The purchase of this three movie outline was done more out of a sense of obligation more than anything else, and it's noted that Disney really never intended to use anything George Lucas submitted after the ink dried on the deal. Robert A. Iger reveals this.

"[W]e decided we needed to buy them. though we made clear in the purchase agreement that we would not be contractually obligated to adhere to the plot lines he'd laid out."

When Lucasfilm head Kathleen Kennedy and The Force Awakens writers J.J. Abrams and Michael Arndt met with George Lucas to discuss the first Star Wars movie since George Lucas directed Revenge of the Sith in 2005, the filmmaker quickly learned that they had no intention of utilizing a single one of his ideas.

"George immediately got upset as they began to describe the plot and it dawned on him that we weren't using one of the stories he submitted during the negotiations. George knew we weren't contractually bound to anything, but he thought that our buying the story treatments was a tacit promise that we'd follow them, and he was disappointed that his story was being discarded. I'd been so careful since our first conversation not to mislead him in any way, and I didn't think I had now, but I could have handled it better."

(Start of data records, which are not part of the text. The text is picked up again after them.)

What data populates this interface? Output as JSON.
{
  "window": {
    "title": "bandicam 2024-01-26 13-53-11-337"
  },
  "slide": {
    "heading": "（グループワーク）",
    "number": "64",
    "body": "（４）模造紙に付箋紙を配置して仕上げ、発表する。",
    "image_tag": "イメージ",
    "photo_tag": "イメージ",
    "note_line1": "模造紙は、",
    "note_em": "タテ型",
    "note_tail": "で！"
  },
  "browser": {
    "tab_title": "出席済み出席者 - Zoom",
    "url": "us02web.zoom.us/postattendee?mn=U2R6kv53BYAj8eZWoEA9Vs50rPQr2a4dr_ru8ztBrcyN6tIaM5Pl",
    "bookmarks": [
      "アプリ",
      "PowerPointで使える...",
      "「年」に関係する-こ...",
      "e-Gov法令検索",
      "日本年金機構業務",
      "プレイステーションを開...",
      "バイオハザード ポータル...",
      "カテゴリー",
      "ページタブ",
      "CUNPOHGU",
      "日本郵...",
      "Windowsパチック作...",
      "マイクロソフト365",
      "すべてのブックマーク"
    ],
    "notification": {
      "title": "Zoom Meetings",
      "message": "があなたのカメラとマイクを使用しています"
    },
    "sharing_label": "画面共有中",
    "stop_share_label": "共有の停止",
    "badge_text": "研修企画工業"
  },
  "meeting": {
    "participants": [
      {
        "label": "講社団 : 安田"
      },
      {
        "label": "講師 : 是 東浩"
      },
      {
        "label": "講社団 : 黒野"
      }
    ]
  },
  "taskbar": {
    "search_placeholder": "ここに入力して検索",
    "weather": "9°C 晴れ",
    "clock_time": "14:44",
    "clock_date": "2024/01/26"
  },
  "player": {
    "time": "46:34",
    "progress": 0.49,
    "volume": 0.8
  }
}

Bob Iger goes onto say that, "George felt betrayed, and while this whole process would never have been easy for him, we'd gotten off to an unnecessarily rocky start." George Lucas was very disappointed by what he saw in The Force Awakens, and he noted that in the press on several occasions, though he never came right out and said it was a bad movie. After watching it for the first time, he definitely let Kathleen Kennedy know how he felt about the whole thing.

"[He] didn't hide his disappointment. "There's nothing new," he said. In each of the films in the original trilogy, it was important to him to present new worlds, new stories, new characters, and new technologies. In this one, he said, 'There weren't enough visual or technical leaps forward.' He wasn't wrong, but he also wasn't appreciating the pressure we were under to give ardent fans a film that felt quintessentially Star Wars."

Bob Iger goes onto claim that the creator of the franchise didn't appreciate what Disney was trying to do.

"We'd intentionally created a world that was visually and tonally connected to the earlier films, to not stray too far from what people loved and expected, and George was criticizing us for the very thing we were trying to do."

It has been noted that some of George Lucas' complaints are the same as those Star Wars fans who didn't like the direction things took with this new trilogy. Bob Iger never agrees with any of these criticisms in his book, though he does note that perhaps Disney's overall handling of Star Wars was, 'Too much, too fast.' And that it may have hurt the sci-fi series in the short term. He doesn't feel any irreparable damage has been done at this point, though.

"I think the storytelling capabilities of [Lucasfilm] are endless because of the talent we have at the company, and the talent we have at the company is better than it's ever been, in part because of the influx of people from Fox."

George Lucas hasn't responded to any of these claims made in the book, but they pretty much line-up with his attitude at the time The Force Awakens was released. He's since been more open to the creators of Star Wars, giving director Ron Howard some pointers on the set of Solo and visiting Jon Favreau on the set of The Mandalorian. He was also a presence on the first spin-off movie Rogue One. 'The Ride of a Lifetime: Lessons Learned From 15 Years as CEO of the Walt Disney Company' is now available in bookstores and online retailers everywhere from Random House.